What do mean by headaches?

Most people get headaches from time to time. In the UK, tension-type headaches affect around 65% of men and over 80% of women. Up to 1 in 20 adults has a headache every day or nearly every day. Although common and treatable, tension-type headaches can be debilitating and may cause concern. The good news is that the vast majority of headaches require no expensive tests or specialists, only appropriate changes in lifestyle and proper use of simple over-the-counter medicines, available from pharmacies.

Different types of headaches:

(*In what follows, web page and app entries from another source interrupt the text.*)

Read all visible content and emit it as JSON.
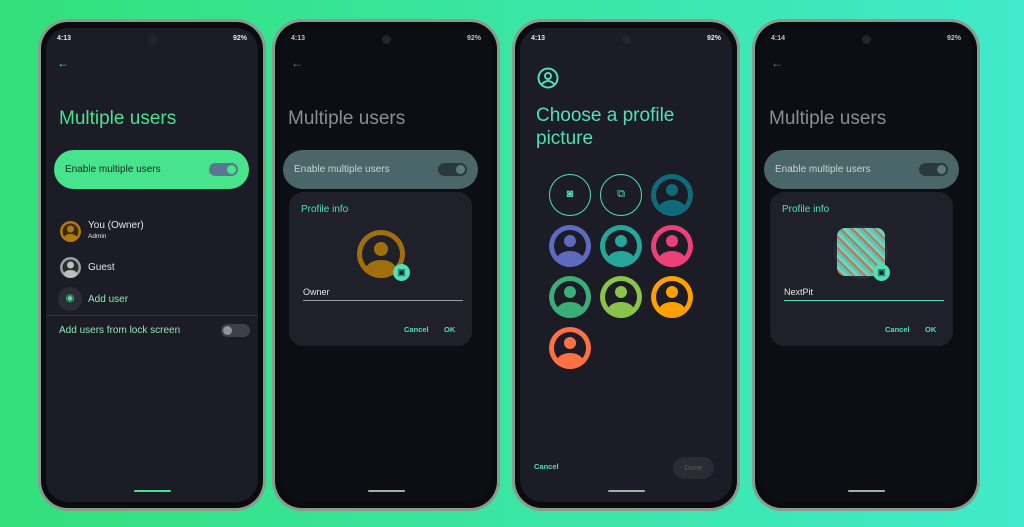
{
  "status": {
    "time1": "4:13",
    "time4": "4:14",
    "battery": "92%",
    "left_icons": "⏱ ⧓",
    "right_icons": "🔕 ▼ ▮"
  },
  "screen1": {
    "title": "Multiple users",
    "enable_label": "Enable multiple users",
    "enable_on": true,
    "users": [
      {
        "name": "You (Owner)",
        "sub": "Admin",
        "color": "#b07a10"
      },
      {
        "name": "Guest",
        "color": "#9aa3a0"
      },
      {
        "name": "Add user"
      }
    ],
    "lock_label": "Add users from lock screen",
    "lock_on": false
  },
  "screen2": {
    "title": "Multiple users",
    "enable_label": "Enable multiple users",
    "dialog_title": "Profile info",
    "name_value": "Owner",
    "cancel": "Cancel",
    "ok": "OK"
  },
  "screen3": {
    "title": "Choose a profile picture",
    "options": [
      "take-photo",
      "choose-image"
    ],
    "avatar_colors": [
      "#0f6a7a",
      "#5c6bc0",
      "#26a69a",
      "#ec407a",
      "#3aae76",
      "#8bc34a",
      "#ffa000",
      "#ff7043"
    ],
    "cancel": "Cancel",
    "done": "Done"
  },
  "screen4": {
    "title": "Multiple users",
    "enable_label": "Enable multiple users",
    "dialog_title": "Profile info",
    "name_value": "NextPit",
    "cancel": "Cancel",
    "ok": "OK"
  },
  "colors": {
    "accent1": "#47e38d",
    "accent": "#4fe0b5"
  }
}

  • Tension-type headache is the most common kind. About half of adults have occasional achy tension-type headache - less than one a month, usually lasting only a few hours. They make both sides of the head hurt and sometimes the neck too. A tension-type headache can last from half an hour to a week. They are twice as common in women as in men.
  • Medication overuse headache happens when people take large amounts of painkillers over long periods of time. Up to 2% of people get this type of headache, but women are five times more likely to get it. If used too frequently, painkillers lose their effectiveness and can even cause more headaches.
  • A chronic headache is a headache that lasts for 15 or more days a month. They can be tension-type headaches, medication-overuse headaches or migraines.
  • Migraines are common too but they are not due to muscle tension. Often throbbing and one-sided, they can cause sickness or vomiting and visual disturbance (such as flashing lights, stars, patchy loss of sight, blurring and zig-zags). Migraines are three times more common in women than in men. And women who get migraines get them more often than men do. (If you get migraines, see our Migraine leaflet).
  • Cluster headaches are much less common. They take the form of a severe, one-sided headache.

Note: The information in this leaflet is for people who get tension-type headaches.

What causes tension-type headaches?

Tension-type headaches are not always due to muscle tension. But feeling stressed or anxious will tend to tighten the muscles of the head and neck. This can lead to headaches because the head can weigh 10 pounds (4.5 kg) or more, so the neck muscles have to work hard to support and balance it and control its movements. Trigger points (sometimes wrongly called 'muscle knots') can form in tense, overworked muscles, and these are a common cause of aches and pains.

If you have a lot of tension-type headaches, keeping a headache diary may help you spot things that trigger them, such as stress or poor posture. Every day, note down when you get a headache, how bad it is and how long it lasts. Also, make a note of your mood and anything that causes you mental or physical strain, such as an argument or working at your computer for a long time without a break. Tense posture will soon stiffen neck and shoulder muscles.

What other information might be helpful?

  • if you often get aches and pains in several parts of your body, you might find our leaflet on SORE MUSCLES helpful
  • if you are feeling generally run-down and tired, you might find our leaflet on TIREDNESS AND FATIGUE helpful
  • if you think your headaches might be caused by lack of sleep, you might find our leaflet on SLEEP PROBLEMS helpful
  • if you think that you might be suffering from stress or anxiety (feeling nervous or having worrying thoughts that are making you feel very tense), you might find our leaflet on STRESS AND ANXIETY helpful
  • if you are feeling 'low' or depressed particularly when you wake and this seems to make the pain worse, you might like to see our leaflet on DEPRESSION.

See also the information about headaches from NHS Choices